2020 ACM Software System Award goes to Margo Seltzer
The Association for Computing Machinery (ACM) awarded UBC computer scientist Dr. Margo Seltzer, Mike Olson, formerly of Cloudera; and Keith Bostic, MongoDB, the 2020 ACM Software System Award for Berkeley DB.
It was an early exemplar of the NoSQL movement and pioneered the “dual-license” approach to software licensing.
Since 1991, Berkeley DB has been a pervasive force underlying the modern internet: It is a part of nearly every POSIX or POSIX-like system, as well as the GNU standard C library (glibc) and many higher-level scripting languages. Berkeley DB was the transactional key/value store for a range of first- and second-generation internet services, including account management, mail and identity servers, online trading platforms and many other software-as-a-service platforms.

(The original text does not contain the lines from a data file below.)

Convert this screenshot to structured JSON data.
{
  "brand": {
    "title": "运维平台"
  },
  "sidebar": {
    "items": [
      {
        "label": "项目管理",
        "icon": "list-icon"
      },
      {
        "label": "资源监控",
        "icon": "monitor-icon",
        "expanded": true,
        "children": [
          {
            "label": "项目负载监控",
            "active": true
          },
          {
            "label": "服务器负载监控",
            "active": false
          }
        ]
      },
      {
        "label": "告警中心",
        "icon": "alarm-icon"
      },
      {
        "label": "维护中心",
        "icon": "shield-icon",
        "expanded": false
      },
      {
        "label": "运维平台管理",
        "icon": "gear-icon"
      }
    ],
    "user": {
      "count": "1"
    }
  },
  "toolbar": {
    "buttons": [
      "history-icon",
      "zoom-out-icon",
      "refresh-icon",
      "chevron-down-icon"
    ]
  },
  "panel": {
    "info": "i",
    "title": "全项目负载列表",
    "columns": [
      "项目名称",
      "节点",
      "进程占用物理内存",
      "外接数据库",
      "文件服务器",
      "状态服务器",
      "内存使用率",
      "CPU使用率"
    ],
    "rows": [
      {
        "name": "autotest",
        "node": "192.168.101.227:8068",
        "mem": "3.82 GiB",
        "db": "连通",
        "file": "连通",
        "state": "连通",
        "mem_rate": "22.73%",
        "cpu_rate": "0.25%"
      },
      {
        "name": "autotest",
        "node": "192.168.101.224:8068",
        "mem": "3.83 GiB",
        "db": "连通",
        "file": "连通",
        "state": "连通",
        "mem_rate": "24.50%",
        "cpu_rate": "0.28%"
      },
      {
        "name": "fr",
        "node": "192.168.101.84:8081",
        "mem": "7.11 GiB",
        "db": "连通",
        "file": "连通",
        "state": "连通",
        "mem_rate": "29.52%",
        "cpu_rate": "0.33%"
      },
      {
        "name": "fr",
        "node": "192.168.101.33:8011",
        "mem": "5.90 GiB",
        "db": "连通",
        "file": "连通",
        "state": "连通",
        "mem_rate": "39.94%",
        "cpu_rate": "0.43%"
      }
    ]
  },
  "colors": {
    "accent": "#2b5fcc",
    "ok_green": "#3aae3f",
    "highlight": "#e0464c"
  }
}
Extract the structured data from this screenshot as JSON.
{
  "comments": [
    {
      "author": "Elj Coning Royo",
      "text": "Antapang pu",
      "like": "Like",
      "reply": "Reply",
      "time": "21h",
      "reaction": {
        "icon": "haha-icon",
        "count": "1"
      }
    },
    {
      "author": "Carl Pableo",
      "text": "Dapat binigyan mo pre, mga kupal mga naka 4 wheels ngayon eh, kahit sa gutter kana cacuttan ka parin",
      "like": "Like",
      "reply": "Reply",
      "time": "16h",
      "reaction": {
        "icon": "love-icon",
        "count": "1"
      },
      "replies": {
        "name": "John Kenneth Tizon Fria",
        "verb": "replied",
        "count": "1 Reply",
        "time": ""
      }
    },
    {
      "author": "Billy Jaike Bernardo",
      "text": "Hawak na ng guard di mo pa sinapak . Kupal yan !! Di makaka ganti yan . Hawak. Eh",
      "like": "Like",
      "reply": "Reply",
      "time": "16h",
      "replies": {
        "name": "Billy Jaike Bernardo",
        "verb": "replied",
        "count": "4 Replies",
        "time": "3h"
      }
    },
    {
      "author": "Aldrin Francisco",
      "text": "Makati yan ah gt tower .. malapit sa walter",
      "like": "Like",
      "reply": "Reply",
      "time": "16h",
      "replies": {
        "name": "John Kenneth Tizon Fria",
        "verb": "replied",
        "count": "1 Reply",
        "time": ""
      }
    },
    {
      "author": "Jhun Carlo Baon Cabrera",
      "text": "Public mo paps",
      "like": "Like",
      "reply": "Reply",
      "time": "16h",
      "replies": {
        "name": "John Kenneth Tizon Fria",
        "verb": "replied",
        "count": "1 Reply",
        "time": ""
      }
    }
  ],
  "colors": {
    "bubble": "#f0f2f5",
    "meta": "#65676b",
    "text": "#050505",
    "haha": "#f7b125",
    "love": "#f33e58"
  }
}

As an open source package, Berkeley DB is an invaluable teaching tool, allowing students to see under the hood of a tool that they have grown familiar with by use. The code is clean, well structured, and well documented, as it was designed to be consumed and used by countless software developers.
As originally created by Dr. Seltzer, Olson and Bostic, Berkeley DB was distributed as part of the University of California’s Fourth Berkeley Software Distribution. Seltzer and Bostic subsequently founded Sleepycat Software in 1996 to continue development of Berkeley DB and provide commercial support. Olson joined in 1997, and for 10 years, Berkeley DB was the de facto data store for major web infrastructure.
"We used to joke that having an embedded database product meant that Berkeley DB was the industry’s best kept secret," Seltzer said.
As the first production quality, commercial key/value store, it helped launched the NoSQL movement; as the engine behind Amazon’s Dynamo and the University of Michigan’s SLAPD server, Berkeley DB helped move non-relational databases into the public eye.
Sleepycat Software pioneered the “dual-license” model of software licensing: use and redistribution in Open Source applications was always free, and companies could choose a commercial license for support or to distribute Berkeley DB as part of proprietary packages. This model pointed the way for a number of other open source companies, and this innovation has been widely adopted in open source communities. The open source Berkeley DB release includes all the features of the complete commercial version, and developers building prototypes with open source releases suffer no delay when transitioning to a proprietary product that embeds Berkeley DB.
Berkeley DB has been one of the most useful, powerful, reliable, and long-lived software packages. The longevity of Berkeley DB’s contribution is particularly impressive in an industry with frequent software system turnover.
"We were doing our job best when no one knew we existed," said Seltzer. "It’s incredibly exciting to see all that hard work acknowledged all these years later. While Keith, Mike, and I are the formal recipients of this award, Berkeley DB would not have been as influential without the full Sleepycat Software team, our worldwide network of customers, and my colleagues in academia who continue to view Berkeley DB as a worthy benchmark against which to compare modern systems. We accept the award on behalf of all of them."
The ACM Software System Award is presented to an institution or individual(s) recognized for developing a software system that has had a lasting influence, reflected in contributions to concepts, in commercial acceptance, or both. The Software System Award carries a prize of $35,000. Financial support for the Software System Award is provided by IBM.
ACM, the Association for Computing Machinery, is the world’s largest educational and scientific computing society, uniting computing educators, researchers and professionals to inspire dialogue, share resources and address the field’s challenges.